- [WHAT THE EXERCISE ASKS]
Each of the records below must be reproduced verbatim.
*** MATERIAL FOR THE TASK ***
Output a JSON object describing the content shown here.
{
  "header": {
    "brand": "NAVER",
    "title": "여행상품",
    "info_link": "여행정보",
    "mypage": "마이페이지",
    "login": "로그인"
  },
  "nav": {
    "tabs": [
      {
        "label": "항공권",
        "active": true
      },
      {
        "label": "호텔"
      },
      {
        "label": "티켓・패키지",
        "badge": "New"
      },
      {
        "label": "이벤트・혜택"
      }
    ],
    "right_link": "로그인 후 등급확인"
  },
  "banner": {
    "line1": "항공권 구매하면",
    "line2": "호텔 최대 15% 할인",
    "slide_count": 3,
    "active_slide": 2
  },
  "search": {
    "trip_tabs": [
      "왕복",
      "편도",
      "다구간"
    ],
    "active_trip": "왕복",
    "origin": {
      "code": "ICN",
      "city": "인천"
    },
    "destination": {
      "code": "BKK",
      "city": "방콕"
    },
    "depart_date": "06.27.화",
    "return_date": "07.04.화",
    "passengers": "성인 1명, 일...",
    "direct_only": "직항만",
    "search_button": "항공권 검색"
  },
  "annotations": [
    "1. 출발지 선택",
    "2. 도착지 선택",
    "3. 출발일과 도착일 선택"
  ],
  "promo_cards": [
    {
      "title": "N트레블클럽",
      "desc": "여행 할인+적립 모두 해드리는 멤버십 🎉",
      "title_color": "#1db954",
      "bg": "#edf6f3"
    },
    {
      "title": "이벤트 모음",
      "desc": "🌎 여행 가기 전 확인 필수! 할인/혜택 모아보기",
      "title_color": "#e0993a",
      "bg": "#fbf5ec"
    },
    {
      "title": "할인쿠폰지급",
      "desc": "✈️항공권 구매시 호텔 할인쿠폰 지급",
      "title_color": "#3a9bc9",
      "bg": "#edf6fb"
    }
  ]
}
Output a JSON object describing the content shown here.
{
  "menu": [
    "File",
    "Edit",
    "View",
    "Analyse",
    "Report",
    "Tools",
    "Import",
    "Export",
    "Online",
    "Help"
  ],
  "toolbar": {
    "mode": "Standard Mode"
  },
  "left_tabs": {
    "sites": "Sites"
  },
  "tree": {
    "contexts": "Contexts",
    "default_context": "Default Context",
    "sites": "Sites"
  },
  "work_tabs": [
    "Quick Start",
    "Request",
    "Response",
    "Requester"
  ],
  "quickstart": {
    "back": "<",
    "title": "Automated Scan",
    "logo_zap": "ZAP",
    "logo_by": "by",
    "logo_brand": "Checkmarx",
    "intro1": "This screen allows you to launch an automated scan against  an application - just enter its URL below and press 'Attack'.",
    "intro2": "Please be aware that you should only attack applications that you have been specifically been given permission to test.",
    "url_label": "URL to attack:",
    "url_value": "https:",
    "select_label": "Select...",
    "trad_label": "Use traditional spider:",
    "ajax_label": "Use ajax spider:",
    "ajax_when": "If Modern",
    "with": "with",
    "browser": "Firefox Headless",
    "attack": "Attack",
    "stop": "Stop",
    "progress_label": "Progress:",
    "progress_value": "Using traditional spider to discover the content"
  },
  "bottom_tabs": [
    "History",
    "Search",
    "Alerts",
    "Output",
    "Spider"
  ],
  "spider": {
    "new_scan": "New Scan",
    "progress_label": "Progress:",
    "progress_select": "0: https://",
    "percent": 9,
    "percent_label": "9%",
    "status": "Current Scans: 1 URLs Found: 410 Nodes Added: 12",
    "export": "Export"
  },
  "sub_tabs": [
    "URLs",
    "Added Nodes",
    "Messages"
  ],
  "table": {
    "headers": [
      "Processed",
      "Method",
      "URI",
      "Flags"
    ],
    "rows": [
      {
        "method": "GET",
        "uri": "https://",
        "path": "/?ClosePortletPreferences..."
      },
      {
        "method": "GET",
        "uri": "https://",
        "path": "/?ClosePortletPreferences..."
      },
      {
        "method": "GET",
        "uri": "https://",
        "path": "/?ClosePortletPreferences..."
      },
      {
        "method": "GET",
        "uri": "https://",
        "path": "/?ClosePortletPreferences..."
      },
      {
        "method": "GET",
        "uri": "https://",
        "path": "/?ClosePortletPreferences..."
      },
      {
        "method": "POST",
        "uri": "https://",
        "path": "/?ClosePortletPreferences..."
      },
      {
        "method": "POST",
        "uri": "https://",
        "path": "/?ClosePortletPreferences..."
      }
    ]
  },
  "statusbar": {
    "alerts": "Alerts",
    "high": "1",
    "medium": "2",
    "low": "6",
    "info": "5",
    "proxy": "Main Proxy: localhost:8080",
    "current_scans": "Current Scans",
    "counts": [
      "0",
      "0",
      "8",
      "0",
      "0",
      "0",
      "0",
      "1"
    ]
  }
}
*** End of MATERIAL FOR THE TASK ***
- [ANSWER AREA]
Output a JSON object describing the content shown here.
{
  "header": {
    "brand": "NAVER",
    "title": "여행상품",
    "info_link": "여행정보",
    "mypage": "마이페이지",
    "login": "로그인"
  },
  "nav": {
    "tabs": [
      {
        "label": "항공권",
        "active": true
      },
      {
        "label": "호텔"
      },
      {
        "label": "티켓・패키지",
        "badge": "New"
      },
      {
        "label": "이벤트・혜택"
      }
    ],
    "right_link": "로그인 후 등급확인"
  },
  "banner": {
    "line1": "항공권 구매하면",
    "line2": "호텔 최대 15% 할인",
    "slide_count": 3,
    "active_slide": 2
  },
  "search": {
    "trip_tabs": [
      "왕복",
      "편도",
      "다구간"
    ],
    "active_trip": "왕복",
    "origin": {
      "code": "ICN",
      "city": "인천"
    },
    "destination": {
      "code": "BKK",
      "city": "방콕"
    },
    "depart_date": "06.27.화",
    "return_date": "07.04.화",
    "passengers": "성인 1명, 일...",
    "direct_only": "직항만",
    "search_button": "항공권 검색"
  },
  "annotations": [
    "1. 출발지 선택",
    "2. 도착지 선택",
    "3. 출발일과 도착일 선택"
  ],
  "promo_cards": [
    {
      "title": "N트레블클럽",
      "desc": "여행 할인+적립 모두 해드리는 멤버십 🎉",
      "title_color": "#1db954",
      "bg": "#edf6f3"
    },
    {
      "title": "이벤트 모음",
      "desc": "🌎 여행 가기 전 확인 필수! 할인/혜택 모아보기",
      "title_color": "#e0993a",
      "bg": "#fbf5ec"
    },
    {
      "title": "할인쿠폰지급",
      "desc": "✈️항공권 구매시 호텔 할인쿠폰 지급",
      "title_color": "#3a9bc9",
      "bg": "#edf6fb"
    }
  ]
}
Output a JSON object describing the content shown here.
{
  "menu": [
    "File",
    "Edit",
    "View",
    "Analyse",
    "Report",
    "Tools",
    "Import",
    "Export",
    "Online",
    "Help"
  ],
  "toolbar": {
    "mode": "Standard Mode"
  },
  "left_tabs": {
    "sites": "Sites"
  },
  "tree": {
    "contexts": "Contexts",
    "default_context": "Default Context",
    "sites": "Sites"
  },
  "work_tabs": [
    "Quick Start",
    "Request",
    "Response",
    "Requester"
  ],
  "quickstart": {
    "back": "<",
    "title": "Automated Scan",
    "logo_zap": "ZAP",
    "logo_by": "by",
    "logo_brand": "Checkmarx",
    "intro1": "This screen allows you to launch an automated scan against  an application - just enter its URL below and press 'Attack'.",
    "intro2": "Please be aware that you should only attack applications that you have been specifically been given permission to test.",
    "url_label": "URL to attack:",
    "url_value": "https:",
    "select_label": "Select...",
    "trad_label": "Use traditional spider:",
    "ajax_label": "Use ajax spider:",
    "ajax_when": "If Modern",
    "with": "with",
    "browser": "Firefox Headless",
    "attack": "Attack",
    "stop": "Stop",
    "progress_label": "Progress:",
    "progress_value": "Using traditional spider to discover the content"
  },
  "bottom_tabs": [
    "History",
    "Search",
    "Alerts",
    "Output",
    "Spider"
  ],
  "spider": {
    "new_scan": "New Scan",
    "progress_label": "Progress:",
    "progress_select": "0: https://",
    "percent": 9,
    "percent_label": "9%",
    "status": "Current Scans: 1 URLs Found: 410 Nodes Added: 12",
    "export": "Export"
  },
  "sub_tabs": [
    "URLs",
    "Added Nodes",
    "Messages"
  ],
  "table": {
    "headers": [
      "Processed",
      "Method",
      "URI",
      "Flags"
    ],
    "rows": [
      {
        "method": "GET",
        "uri": "https://",
        "path": "/?ClosePortletPreferences..."
      },
      {
        "method": "GET",
        "uri": "https://",
        "path": "/?ClosePortletPreferences..."
      },
      {
        "method": "GET",
        "uri": "https://",
        "path": "/?ClosePortletPreferences..."
      },
      {
        "method": "GET",
        "uri": "https://",
        "path": "/?ClosePortletPreferences..."
      },
      {
        "method": "GET",
        "uri": "https://",
        "path": "/?ClosePortletPreferences..."
      },
      {
        "method": "POST",
        "uri": "https://",
        "path": "/?ClosePortletPreferences..."
      },
      {
        "method": "POST",
        "uri": "https://",
        "path": "/?ClosePortletPreferences..."
      }
    ]
  },
  "statusbar": {
    "alerts": "Alerts",
    "high": "1",
    "medium": "2",
    "low": "6",
    "info": "5",
    "proxy": "Main Proxy: localhost:8080",
    "current_scans": "Current Scans",
    "counts": [
      "0",
      "0",
      "8",
      "0",
      "0",
      "0",
      "0",
      "1"
    ]
  }
}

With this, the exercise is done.